The cover effortlessly evokes Dylan. The be-hatted troubadour in mid pluck of a chord, the one way street signs above his head, the sprawling urban American backdrop with the oddly named Morphew looking like Matt Johnson's younger brother. Inside it's Elliott Smith more than Dylan - quietly hushed serenades rather than hallucinatory tirades - gentle guitars rather than the rip roar of rock finding its feet - and for the first half of the album it's not all that bad. Opener Figueroa Feelings with its gently strummed acoustic guitar and voice filled with romantic yearning sounds like something from Smith's first two albums; songs that are so fragile, so wrought with hurt, that you almost feel embarrassed to listen to them. All well and good and while Morphew's lyrics aren't the most evocative or enchanting there's still the odd line, the neutered specific, which makes you hang on to every word hoping that something bright and beautiful might escape. It does twice. On the superbly world weary Caller ID which is the kind of thing Beck might have produced had he not believed all the newspaper articles proclaiming him the saviour of rock. Then, again on Novato Police, a deadbeat's tale filled with sound, fury and cop baiting, sounding somewhat like a less highly strung Bright Eyes. Why Isn't Everybody Dancing? and the title track could be Stephen Merritt's 70th and 71st Love Song, deadpan with gorgeous hooks and a sense of theatricality while the trust fund saga, Hippies of California, comes across as a less earnest Damien Jurado ("Don't write me letters because there ain't nowhere to send 'em / I write no letters because I never know how to begin them.") Unfortunately, at twenty tracks and over 60 minutes, Morphew's talents are stretched just that bit too thin and the constant acoustic guitar/vocal sonic palette can become grating.

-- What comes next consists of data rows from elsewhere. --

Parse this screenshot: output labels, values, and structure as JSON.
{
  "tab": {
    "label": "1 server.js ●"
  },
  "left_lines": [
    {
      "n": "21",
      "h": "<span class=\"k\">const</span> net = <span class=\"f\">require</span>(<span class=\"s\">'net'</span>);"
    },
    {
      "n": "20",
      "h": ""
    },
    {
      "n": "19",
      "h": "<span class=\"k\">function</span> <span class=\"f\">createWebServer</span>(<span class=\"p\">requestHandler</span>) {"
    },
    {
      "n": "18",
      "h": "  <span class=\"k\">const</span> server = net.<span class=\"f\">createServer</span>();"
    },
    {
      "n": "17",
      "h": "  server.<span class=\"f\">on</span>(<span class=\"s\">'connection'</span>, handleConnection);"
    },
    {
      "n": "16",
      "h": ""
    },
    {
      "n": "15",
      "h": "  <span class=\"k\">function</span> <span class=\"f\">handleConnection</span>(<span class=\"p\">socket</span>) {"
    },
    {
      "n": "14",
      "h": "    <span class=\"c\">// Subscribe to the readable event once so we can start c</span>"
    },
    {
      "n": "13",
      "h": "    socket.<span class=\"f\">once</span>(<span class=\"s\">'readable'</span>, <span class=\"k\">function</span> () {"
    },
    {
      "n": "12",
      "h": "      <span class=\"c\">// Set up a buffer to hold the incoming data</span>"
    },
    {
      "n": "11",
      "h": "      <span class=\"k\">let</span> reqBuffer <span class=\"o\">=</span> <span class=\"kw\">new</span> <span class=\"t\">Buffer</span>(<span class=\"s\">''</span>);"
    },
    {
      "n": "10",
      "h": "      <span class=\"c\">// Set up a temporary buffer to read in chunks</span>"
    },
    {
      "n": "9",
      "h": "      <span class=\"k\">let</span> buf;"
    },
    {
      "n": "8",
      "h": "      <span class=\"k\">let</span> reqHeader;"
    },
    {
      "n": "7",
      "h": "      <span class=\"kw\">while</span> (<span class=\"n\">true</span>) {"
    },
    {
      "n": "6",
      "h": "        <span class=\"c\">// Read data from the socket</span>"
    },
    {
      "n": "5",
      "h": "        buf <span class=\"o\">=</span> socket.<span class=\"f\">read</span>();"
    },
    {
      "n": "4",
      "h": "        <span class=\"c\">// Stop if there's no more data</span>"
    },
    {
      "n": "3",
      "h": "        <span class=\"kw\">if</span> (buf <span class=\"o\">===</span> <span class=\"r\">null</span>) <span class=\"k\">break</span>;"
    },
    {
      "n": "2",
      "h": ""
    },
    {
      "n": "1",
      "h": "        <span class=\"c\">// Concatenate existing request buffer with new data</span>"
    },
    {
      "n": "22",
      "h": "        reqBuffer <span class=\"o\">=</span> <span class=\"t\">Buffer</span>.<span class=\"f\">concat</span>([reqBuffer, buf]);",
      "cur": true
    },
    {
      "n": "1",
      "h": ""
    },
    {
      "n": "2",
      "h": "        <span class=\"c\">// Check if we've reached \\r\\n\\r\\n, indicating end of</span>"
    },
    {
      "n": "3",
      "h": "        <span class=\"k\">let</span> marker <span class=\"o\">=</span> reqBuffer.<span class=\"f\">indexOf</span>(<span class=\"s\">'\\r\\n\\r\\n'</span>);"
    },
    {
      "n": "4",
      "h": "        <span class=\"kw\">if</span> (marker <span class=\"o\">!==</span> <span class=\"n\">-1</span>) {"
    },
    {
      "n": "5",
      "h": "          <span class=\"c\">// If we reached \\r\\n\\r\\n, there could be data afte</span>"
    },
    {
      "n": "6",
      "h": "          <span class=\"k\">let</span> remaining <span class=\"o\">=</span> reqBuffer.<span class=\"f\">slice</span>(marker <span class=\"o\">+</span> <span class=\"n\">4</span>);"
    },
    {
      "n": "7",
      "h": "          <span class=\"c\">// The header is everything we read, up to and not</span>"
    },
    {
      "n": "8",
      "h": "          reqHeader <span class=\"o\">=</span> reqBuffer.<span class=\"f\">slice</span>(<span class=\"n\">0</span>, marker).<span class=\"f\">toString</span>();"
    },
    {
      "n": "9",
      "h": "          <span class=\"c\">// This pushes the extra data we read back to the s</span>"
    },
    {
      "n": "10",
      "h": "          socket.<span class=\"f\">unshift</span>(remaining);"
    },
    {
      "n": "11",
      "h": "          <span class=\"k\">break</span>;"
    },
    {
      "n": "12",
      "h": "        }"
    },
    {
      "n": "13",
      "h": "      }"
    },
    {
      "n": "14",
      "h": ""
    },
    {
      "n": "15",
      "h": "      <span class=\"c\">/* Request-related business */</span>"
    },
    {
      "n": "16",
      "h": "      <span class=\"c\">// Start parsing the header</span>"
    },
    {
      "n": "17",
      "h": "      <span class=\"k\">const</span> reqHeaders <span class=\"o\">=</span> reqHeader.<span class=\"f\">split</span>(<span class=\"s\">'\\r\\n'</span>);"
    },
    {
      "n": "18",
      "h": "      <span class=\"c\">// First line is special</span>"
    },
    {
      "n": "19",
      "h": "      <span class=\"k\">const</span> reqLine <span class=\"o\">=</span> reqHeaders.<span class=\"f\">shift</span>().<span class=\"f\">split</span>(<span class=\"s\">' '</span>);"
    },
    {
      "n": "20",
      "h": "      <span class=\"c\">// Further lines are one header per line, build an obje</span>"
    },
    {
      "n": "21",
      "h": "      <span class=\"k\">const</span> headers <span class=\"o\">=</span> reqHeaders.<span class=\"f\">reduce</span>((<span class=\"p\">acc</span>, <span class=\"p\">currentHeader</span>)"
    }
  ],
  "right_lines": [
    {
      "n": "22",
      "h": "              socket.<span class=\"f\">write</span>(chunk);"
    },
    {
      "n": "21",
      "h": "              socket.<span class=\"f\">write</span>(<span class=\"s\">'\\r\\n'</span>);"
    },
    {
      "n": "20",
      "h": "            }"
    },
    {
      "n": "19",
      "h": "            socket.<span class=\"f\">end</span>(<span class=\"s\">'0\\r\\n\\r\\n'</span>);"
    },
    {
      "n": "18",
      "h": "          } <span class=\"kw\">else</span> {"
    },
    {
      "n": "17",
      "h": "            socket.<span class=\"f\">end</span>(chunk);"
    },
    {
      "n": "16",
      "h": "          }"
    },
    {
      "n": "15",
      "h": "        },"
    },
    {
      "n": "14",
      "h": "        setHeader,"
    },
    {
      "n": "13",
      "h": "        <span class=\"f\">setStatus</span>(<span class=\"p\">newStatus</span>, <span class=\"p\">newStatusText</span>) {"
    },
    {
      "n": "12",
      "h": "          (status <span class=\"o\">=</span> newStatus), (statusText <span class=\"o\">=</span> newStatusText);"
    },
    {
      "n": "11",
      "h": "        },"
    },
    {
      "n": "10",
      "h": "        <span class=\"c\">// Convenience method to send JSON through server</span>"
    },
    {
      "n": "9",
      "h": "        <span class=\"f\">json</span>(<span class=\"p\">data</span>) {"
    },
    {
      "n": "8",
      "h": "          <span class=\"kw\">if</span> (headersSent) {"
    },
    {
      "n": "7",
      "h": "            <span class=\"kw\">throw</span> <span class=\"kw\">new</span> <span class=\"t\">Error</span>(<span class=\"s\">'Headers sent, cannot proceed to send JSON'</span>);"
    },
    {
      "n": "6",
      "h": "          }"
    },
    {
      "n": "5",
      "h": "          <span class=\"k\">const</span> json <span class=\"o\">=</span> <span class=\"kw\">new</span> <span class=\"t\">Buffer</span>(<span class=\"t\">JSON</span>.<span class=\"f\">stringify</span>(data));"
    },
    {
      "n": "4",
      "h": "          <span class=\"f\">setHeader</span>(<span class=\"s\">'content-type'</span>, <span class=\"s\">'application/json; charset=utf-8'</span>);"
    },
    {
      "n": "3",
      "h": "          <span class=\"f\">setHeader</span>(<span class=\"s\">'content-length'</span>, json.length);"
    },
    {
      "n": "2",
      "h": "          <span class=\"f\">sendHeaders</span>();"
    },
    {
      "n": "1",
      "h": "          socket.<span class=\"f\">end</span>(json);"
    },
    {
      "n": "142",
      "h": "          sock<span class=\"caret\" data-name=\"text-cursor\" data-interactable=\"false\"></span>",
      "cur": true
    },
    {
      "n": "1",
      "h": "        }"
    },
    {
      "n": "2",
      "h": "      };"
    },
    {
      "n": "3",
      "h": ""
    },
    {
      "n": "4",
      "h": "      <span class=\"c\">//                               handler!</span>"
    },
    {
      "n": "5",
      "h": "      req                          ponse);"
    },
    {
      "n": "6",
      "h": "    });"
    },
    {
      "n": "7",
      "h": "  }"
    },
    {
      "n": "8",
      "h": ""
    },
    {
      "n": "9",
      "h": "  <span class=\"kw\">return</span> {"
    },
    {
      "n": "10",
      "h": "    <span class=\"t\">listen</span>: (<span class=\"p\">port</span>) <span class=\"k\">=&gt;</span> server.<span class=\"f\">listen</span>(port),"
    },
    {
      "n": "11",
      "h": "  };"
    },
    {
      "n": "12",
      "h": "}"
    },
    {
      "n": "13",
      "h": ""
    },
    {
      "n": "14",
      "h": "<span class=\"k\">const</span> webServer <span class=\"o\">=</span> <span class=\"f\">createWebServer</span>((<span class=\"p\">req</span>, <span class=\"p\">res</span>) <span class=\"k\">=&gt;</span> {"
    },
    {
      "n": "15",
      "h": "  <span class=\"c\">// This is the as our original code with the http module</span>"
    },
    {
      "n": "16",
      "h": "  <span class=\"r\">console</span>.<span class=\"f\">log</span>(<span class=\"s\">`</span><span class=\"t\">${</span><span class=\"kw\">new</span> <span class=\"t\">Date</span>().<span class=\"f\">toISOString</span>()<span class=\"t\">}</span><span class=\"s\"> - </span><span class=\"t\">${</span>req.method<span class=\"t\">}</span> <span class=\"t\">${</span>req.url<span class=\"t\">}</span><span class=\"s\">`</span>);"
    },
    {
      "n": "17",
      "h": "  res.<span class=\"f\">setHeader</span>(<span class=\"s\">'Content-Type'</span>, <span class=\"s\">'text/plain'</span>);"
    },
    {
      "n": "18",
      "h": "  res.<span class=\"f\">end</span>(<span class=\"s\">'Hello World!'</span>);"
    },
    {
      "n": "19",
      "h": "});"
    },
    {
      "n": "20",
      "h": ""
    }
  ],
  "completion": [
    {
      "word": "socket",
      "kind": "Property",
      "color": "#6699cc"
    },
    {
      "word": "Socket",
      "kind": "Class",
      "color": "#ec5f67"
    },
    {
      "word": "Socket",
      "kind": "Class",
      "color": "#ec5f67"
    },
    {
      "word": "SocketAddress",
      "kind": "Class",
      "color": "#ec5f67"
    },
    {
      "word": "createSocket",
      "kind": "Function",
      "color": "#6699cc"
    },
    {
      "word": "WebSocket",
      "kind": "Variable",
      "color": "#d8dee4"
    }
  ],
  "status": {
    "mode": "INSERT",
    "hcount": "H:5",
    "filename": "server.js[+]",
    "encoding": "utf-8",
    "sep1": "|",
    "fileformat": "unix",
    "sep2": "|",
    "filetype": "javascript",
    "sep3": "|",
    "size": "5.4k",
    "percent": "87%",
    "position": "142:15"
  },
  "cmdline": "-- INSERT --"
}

At thirty five minutes, ten songs, this would have been an exceptionally promising debut (if you like young men whining about lost love, that is) but at its current length it turns out to be a bit of a chore of disenchantment. Still, that's what the 'program' button was invented for.

Stav Sherez
November 2001